With arguably more breweries per capita than anywhere else in the country and over 60 food processers and hundreds of home microbusinesses, Cumberland County, home to Portland, Maine, is a food processing powerhouse. Led by the Greater Portland Council of Governments, the community is upgrading its port and improving the transportation and distribution efficiency of its supply chains to grow its lead in sustainable food production.
Thirteen counties in Southeastern Michigan, including the cities of Detroit, Flint, Lansing, Ann Arbor, and Pontiac, produce 22% of all vehicles made in America and at $14 billion a year, account for over 70% of total U.S. auto research investment. Led by the Wayne County Economic Development Growth Engine, Southeastern Michigan is building on its strengths in connected-vehicle technologies, including technologies that allow cars to communicate with each other and with the road to carry their passengers more safely and efficiently to their destinations.

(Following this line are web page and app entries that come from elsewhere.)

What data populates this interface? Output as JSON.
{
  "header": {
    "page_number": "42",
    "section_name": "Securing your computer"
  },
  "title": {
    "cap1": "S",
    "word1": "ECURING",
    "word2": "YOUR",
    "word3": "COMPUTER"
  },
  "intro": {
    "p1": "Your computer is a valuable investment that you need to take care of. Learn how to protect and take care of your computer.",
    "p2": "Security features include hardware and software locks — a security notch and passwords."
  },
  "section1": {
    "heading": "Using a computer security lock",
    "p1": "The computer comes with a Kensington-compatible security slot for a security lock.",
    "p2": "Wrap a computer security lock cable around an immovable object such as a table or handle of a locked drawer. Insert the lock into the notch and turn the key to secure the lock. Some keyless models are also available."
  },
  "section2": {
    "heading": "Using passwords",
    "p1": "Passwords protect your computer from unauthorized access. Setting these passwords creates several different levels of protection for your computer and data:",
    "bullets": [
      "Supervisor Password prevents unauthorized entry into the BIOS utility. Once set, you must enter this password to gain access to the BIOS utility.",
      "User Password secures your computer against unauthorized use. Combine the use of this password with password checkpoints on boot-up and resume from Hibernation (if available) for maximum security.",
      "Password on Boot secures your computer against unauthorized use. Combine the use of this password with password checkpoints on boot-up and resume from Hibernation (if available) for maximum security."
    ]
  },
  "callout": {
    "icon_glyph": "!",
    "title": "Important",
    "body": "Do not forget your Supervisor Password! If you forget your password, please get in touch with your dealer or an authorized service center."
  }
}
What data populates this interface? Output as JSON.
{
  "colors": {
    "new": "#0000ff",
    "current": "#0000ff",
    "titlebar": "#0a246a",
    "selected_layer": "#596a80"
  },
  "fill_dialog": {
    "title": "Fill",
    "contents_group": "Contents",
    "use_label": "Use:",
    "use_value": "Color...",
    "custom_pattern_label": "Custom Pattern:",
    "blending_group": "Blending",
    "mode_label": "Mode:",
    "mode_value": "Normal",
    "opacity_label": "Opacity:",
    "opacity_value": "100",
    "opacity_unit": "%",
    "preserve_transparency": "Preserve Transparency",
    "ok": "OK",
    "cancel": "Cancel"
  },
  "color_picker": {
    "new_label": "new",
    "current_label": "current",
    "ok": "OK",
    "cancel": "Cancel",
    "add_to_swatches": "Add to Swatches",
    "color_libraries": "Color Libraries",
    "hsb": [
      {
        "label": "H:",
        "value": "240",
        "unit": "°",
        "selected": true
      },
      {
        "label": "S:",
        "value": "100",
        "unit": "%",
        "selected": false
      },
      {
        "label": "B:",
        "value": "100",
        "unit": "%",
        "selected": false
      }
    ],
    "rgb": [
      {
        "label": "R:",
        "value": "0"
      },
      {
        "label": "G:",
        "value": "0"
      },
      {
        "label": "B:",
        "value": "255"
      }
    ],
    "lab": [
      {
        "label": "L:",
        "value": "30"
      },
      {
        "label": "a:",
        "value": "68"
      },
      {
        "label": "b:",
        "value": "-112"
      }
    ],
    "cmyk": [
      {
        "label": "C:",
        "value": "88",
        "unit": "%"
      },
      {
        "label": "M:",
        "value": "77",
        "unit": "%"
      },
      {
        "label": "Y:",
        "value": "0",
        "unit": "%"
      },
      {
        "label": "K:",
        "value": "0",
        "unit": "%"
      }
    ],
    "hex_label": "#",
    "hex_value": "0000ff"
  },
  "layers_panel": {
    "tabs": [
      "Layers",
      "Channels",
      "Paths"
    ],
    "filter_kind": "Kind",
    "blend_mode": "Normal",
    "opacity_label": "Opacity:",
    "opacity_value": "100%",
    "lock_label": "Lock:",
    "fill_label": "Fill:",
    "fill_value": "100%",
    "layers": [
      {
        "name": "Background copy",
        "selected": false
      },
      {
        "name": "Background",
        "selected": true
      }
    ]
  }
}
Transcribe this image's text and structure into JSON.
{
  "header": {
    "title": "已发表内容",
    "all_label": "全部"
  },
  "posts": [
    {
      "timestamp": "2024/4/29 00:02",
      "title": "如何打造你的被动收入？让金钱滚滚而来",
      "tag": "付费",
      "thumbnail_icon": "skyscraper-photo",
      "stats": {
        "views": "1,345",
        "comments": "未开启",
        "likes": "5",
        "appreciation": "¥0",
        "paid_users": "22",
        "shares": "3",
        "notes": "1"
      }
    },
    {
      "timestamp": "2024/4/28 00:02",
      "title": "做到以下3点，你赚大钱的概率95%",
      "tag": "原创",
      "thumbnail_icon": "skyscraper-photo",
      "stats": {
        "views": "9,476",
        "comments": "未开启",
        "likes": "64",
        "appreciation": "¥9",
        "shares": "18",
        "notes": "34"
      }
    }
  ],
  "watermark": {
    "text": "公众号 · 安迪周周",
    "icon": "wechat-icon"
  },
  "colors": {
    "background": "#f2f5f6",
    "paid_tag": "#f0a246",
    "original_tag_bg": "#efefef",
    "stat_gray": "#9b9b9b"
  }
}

The New York Finger Lakes Region
With over 120 photonics manufacturers and more than 500 photonics patents last year alone, the Greater Rochester region, led by the City of Rochester, is bringing new life to manufacturing business parks and expanding its workforce development efforts to maintain its historic lead in precision machining and optics, photonics, and imaging.
Southwestern Ohio Aerospace Region
The birthplace of modern aviation, with over 116,000 manufacturing workers across all stages of the aerospace supply chain, the 27 counties along the I-75 Corridor, led by the City of Cincinnati, are expanding industry-led curriculum and training and launching efforts to certify more small manufacturers for aerospace manufacturing.
The Tennessee Valley
In the past two years alone, more than 150 auto and auto parts manufacturers have announced expansions or new facilities in the Tennessee Valley automotive region, which spans 69 counties in Tennessee and portions of southern Kentucky, north Alabama, and north Georgia. Led by the University of Tennessee, the region is better connecting its nationally renowned research institutions with manufacturers to move up the value chain in automotive manufacturing.
The Washington Puget Sound Region
The counties along the I-90 and I-5 Aerospace Corridors in Washington State host the largest aerospace cluster in the world, with over 132,000 aerospace-related employees and more than 1,350 aerospace firms. Led by the Puget Sound Regional Council, the region is working with local employers to identify training needs and to develop new manufacturing capabilities to strength its aerospace supply chains.
The Milwaukee 7 Region
Known as the “Machine Shop of the World”, the seven-county Milwaukee region in Southeast Wisconsin employs than 15% of its workforce in manufacturing. Led by the Redevelopment Authority of the City of Milwaukee, the region is building on its historic strengths in precision machining to attract new jobs and investment in energy and power, water technologies, and food and beverage manufacturing.
- Investing in Manufacturing Communities Partnership to Spur Investment and Create Jobs Appalachian Regional Commission
- Delta Regional Authority
- Environmental Protection Agency
- National Science Foundation
- Small Business Administration
- U.S. Department of Agriculture
- U.S. Department of Commerce
- U.S. Department of Defense
- U.S. Department of Housing and Urban Development
- U.S. Department of Labor
- U.S. Department of Transportation